Introduction to the online version
This website is an online version of my thesis “Chain of Command”, which is about warfare by the Dutch East India Company, notably from 1655-1663. While doing research for this thesis, I often found myself frustrated by the fact that the old campaign histories I made use of gave me no clear impression of how battles were actually fought, what the logistical problems for armies and fleets were, where the battles actually took place etc. I felt that the texts I was reading, with their lack of maps and images, were not the best medium to render these things intelligible, and often found that in order to get an inkling of what was going on during a certain campaign, one almost had to ‘re-research’ the whole thing before one understood the history book that had already been written about it.
While trying to understand these campaigns and the logistical system behind them, I increasingly found myself making use of relatively new digital resources such as Google Earth. If an author, for one, wrote how an army crossed a certain bay on Ceylon, but did not provide a map of the area, one could simply look up the area in Google Earth, and zoom in so far as to be able to assess the situation. If an author wrote that a VOC-fleet was hiding behind the island of Tanakeke, an island so small that one would be hard-pressed to find it in most atlases, it was found soon enough in Google Earth. In addition to good old-fashioned archive cards, I started building up a whole library of Google Earth placemarks. It made me wonder whether readers of the thesis would not also be helped by having access to these placemarks.
This online version makes these placemarks available, among other things. It is an attempt to demonstrate how the presentation of historical research can be enriched by the fruits of the information revolution, such as Google Maps, Google Earth and various online historical databases.
Every important place name in this online version is clickable, and will immediately refer you to a map with explanation. Every ship’s name will link through to a (Dutch-language) online ship’s database, www.vocsite.nl, where one can find practically all the known information about the ship.

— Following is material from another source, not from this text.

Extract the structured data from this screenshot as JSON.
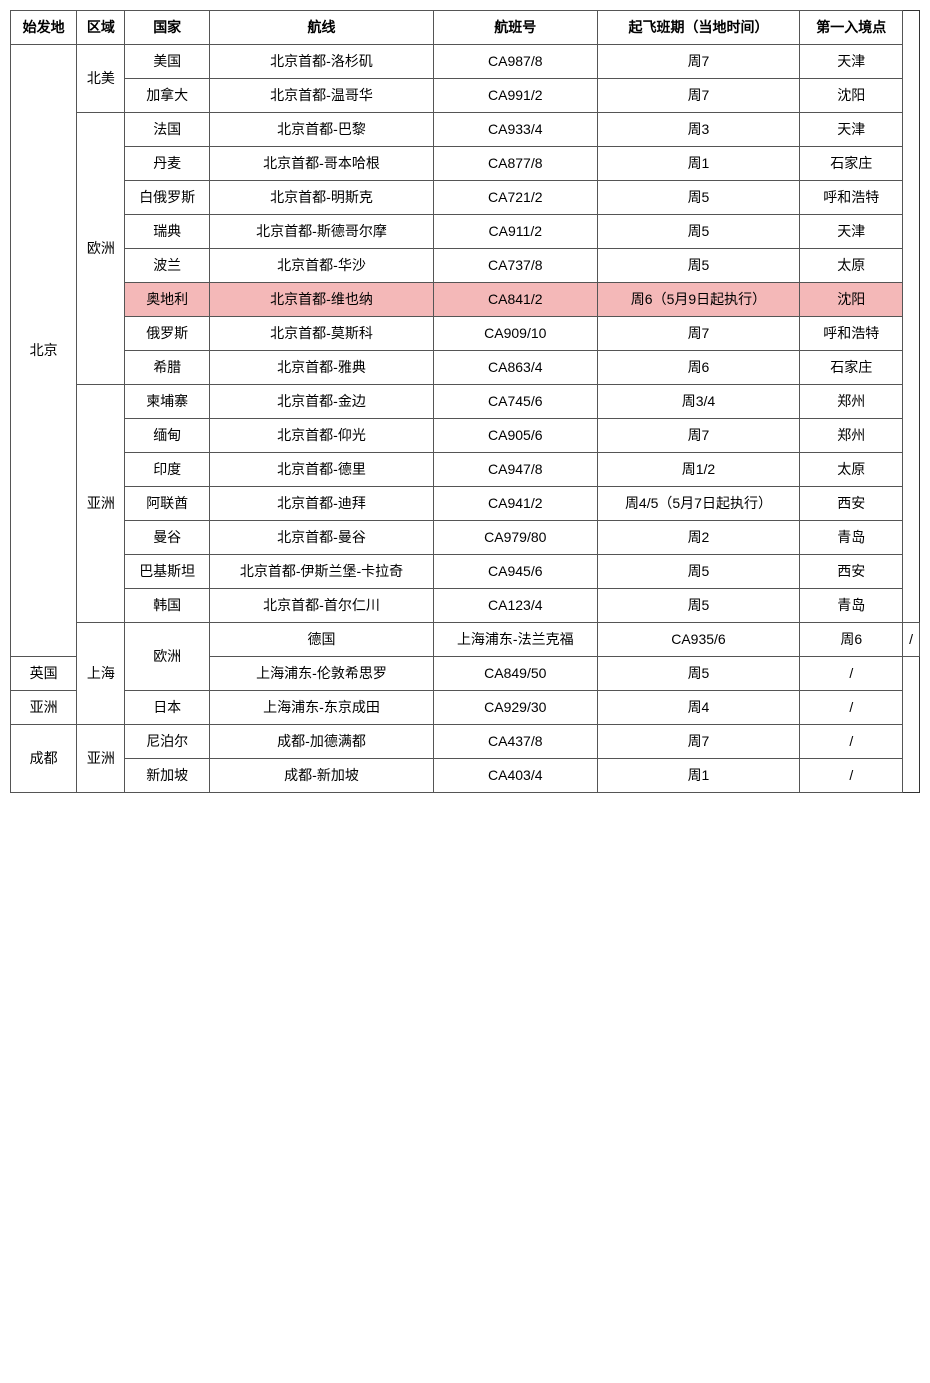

Several campaign histories come with a Google Earth animation, which I hope will serve to make these campaigns very much more intelligible in less than ten minutes. (More of these will follow soon.) Google Earth is in my eyes an incredible tool to illuminate certain aspects of (historical) problems, like distances, terrains, the influence of the monsoon on sailing routes and the like. With it, any student can nowadays effortlessly and freely create 3D impressions of these things, in a manner which used to be reserved for expensive war documentaries.
A final advantage of this online version is that it can be searched and that many things are cross-linked. This renders indexes obsolete, and makes fruitlessly leafing through whole books for that one passage a thing of the past.

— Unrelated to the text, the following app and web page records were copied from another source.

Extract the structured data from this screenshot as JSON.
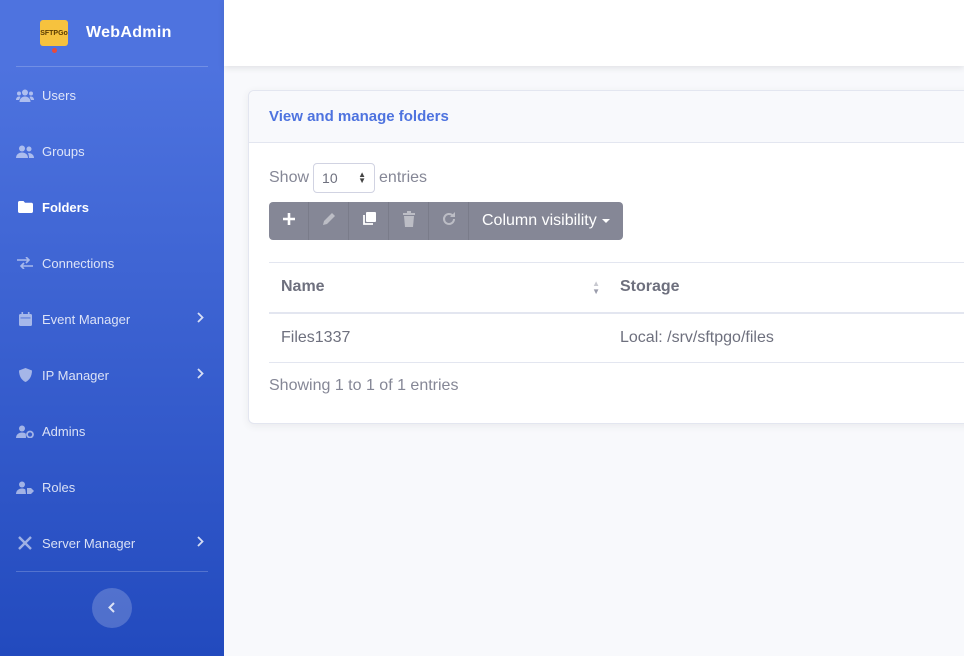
{
  "brand": {
    "logo_text": "SFTPGo",
    "title": "WebAdmin"
  },
  "sidebar": {
    "items": [
      {
        "label": "Users",
        "icon": "users-icon",
        "active": false,
        "has_submenu": false
      },
      {
        "label": "Groups",
        "icon": "user-friends-icon",
        "active": false,
        "has_submenu": false
      },
      {
        "label": "Folders",
        "icon": "folder-icon",
        "active": true,
        "has_submenu": false
      },
      {
        "label": "Connections",
        "icon": "exchange-icon",
        "active": false,
        "has_submenu": false
      },
      {
        "label": "Event Manager",
        "icon": "calendar-icon",
        "active": false,
        "has_submenu": true
      },
      {
        "label": "IP Manager",
        "icon": "shield-icon",
        "active": false,
        "has_submenu": true
      },
      {
        "label": "Admins",
        "icon": "user-cog-icon",
        "active": false,
        "has_submenu": false
      },
      {
        "label": "Roles",
        "icon": "user-tag-icon",
        "active": false,
        "has_submenu": false
      },
      {
        "label": "Server Manager",
        "icon": "tools-icon",
        "active": false,
        "has_submenu": true
      }
    ],
    "toggle_icon": "chevron-left-icon"
  },
  "card": {
    "title": "View and manage folders",
    "length": {
      "prefix": "Show",
      "value": "10",
      "suffix": "entries"
    },
    "toolbar": {
      "buttons": [
        "plus-icon",
        "pencil-icon",
        "clone-icon",
        "trash-icon",
        "refresh-icon"
      ],
      "column_visibility_label": "Column visibility"
    },
    "table": {
      "columns": [
        "Name",
        "Storage"
      ],
      "rows": [
        {
          "name": "Files1337",
          "storage": "Local: /srv/sftpgo/files"
        }
      ]
    },
    "info": "Showing 1 to 1 of 1 entries"
  },
  "colors": {
    "primary": "#4e73df",
    "secondary": "#858796"
  }
}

Whereas I am responsible for the entire content of this site, the site itself was entirely built by my brother James, whom I would like to thank greatly for this.
I sincerely hope you will enjoy this website.
Tristan Mostert, march 2009